When you live with a bunch of other people, food tends to disappear rather quickly, and you don’t usually have to worry about it going bad before it gets eaten. But when you’re living on your own or with one other person, the food doesn’t fly out of the cupboard as fast anymore. Things that used to be gone in days can now take weeks to finish. And that can be a problem for perishable food items. You don’t want to end up throwing away food you spent good money on. Luckily there are ways to help a lot of foods last longer. Today we’ll focus on bread.
Thanksgiving has come and gone once again. And in kitchens all over America, people are trying their damnedest to salvage their leftovers, reconstituting it back into a nice emulation of the delightful feast that took place four days ago. Or perhaps you couldn’t wait that long? Perhaps you figured that Friday is a lazy enough night to eat leftovers for dinner. That’s a possibility as well.
But no, there is a better destiny for your Thanksgiving leftovers… there is a greater cause they can be called to… one special dish that comes round but once a year, just like the aforementioned feast that inspired it. Longtime fans of PCFG may know what I speak of. Of course, that is Thanksgiving Pizza.
It’s the day after Thanksgiving. You open your fridge and remember that it’s stuffed to the gills with leftovers. What do you do with it all? There are only so many sandwiches, burritos, and pizzas you can make. Never fear, we’re here to find even more ways for you to use up your Thanksgiving leftovers! This recipe features cranberry sauce. And by cranberry sauce I mean cranberry sauce that has whole cranberries in it. Not the pure jellied stuff. I’m not dissing the canned, jelly cranberry sauce, I have a soft spot for it in my heart, but it won’t work for this recipe. You could also just toss in some smashed up cranberries if you want, but you’ll need to add extra sugar.
I’m not entirely sure why, but somehow over the past ten years or so baked potatoes just stopped existing.

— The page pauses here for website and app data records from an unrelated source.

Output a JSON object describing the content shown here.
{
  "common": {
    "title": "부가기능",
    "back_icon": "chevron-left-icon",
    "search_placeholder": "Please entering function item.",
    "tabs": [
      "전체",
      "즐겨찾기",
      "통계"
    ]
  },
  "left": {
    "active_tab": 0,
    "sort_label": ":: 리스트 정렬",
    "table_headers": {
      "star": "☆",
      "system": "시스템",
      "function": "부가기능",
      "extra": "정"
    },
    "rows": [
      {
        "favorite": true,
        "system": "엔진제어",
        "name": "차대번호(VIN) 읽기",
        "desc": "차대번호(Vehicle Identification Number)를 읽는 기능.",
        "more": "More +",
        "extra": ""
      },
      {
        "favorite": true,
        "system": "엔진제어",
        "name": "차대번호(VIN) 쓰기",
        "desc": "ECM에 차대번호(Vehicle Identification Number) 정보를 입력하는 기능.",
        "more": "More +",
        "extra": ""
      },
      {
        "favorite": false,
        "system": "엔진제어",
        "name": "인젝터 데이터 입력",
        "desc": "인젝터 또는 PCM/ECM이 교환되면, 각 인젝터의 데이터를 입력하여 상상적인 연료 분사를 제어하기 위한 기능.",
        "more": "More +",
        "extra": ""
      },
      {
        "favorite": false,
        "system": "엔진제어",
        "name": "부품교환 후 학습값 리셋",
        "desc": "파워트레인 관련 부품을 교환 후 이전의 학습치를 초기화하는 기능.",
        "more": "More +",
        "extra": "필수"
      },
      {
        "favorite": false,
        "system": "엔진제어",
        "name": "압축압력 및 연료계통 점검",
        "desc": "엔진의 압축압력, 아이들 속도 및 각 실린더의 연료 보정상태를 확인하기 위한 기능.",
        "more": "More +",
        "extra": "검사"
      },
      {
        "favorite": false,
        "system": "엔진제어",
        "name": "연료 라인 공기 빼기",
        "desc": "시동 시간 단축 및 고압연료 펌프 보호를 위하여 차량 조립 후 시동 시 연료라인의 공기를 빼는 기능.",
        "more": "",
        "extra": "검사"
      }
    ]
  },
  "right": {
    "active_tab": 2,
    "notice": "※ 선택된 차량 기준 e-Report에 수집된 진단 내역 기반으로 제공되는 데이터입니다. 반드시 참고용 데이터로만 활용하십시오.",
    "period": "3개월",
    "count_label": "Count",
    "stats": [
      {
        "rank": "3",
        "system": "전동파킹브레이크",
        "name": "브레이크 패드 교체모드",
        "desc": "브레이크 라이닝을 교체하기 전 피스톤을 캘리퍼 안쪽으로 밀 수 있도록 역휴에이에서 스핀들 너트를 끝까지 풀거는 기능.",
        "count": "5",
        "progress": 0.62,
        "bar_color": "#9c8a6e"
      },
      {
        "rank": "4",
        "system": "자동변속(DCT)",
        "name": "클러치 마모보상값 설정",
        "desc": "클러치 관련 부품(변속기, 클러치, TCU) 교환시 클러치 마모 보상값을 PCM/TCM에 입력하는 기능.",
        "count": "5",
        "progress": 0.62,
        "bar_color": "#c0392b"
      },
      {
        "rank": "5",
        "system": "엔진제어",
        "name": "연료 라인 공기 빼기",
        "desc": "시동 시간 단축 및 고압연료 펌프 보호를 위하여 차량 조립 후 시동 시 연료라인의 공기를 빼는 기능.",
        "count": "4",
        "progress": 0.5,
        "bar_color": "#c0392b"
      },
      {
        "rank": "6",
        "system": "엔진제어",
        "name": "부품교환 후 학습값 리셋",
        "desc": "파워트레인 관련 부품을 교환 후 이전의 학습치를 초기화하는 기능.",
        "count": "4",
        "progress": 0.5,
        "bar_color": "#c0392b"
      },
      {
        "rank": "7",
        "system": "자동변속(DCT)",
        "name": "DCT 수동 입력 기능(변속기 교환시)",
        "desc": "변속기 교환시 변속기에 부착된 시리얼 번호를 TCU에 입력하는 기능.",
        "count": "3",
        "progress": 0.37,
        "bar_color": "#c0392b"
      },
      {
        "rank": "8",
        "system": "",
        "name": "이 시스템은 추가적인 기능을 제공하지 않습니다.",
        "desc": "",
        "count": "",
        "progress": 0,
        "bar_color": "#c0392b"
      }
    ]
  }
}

No, now you only have the option of eating “loaded potatoes”. I know, I know, restaurants started calling them loaded when they started piling sour cream and cheese and bacon bits on top of them, but I really don’t think that’s a recent invention. Not to mention the term “loaded” carries kind of a negative connotation… hell, just the word “load” is unpleasant. Most people heavily associate it with fatness or fecal matter. Like as in, that’s a load of shit. Or that guy is a real load.Or even that guy is just a real load of shit.
Nonetheless, that’s now what we’ve all come to associate baked potatoes with. A year or two ago, Taco Bell actually put out a series of these special, little burritos with cool flavor combos, one of which was the Loaded Potato Griller. Admittedly, I’m not entirely sure if they’re still around but from the little I tried of them, they were pretty yummy. Recently, I saw some leftover potatoes as a means to make these at home, since I’m big into leftovers and big into burritos. Obviously, transforming leftovers into a new meal is one of the biggest lessons we try to teach here, so the Taco Bell/burrito part is just icing on the cake. So yeah, here’s a recipe for making your own homemade Loaded Potato Grillers.
One of the more popular, but inoffensive tropes, associated with Thanksgiving is the idea of leftovers. Personally we at PCFG eat leftovers constantly, all year-round because they prevent wasted food and are great for saving money. I never understood why so many people were bothered by eating leftovers, but acted as though Thanksgiving dinner somehow produced magic, mystical leftovers that are physically different from others. No matter, though, we’re here to talk recipes and what to do with Thanksgiving leftovers. This being Thanksgiving Leftovers Week, we already covered grilled cheese, so now let’s get on board with a Thanksgiving burrito.
Leftovers utilized: turkey, stuffing, cranberry sauce, gravy, pumpkin puree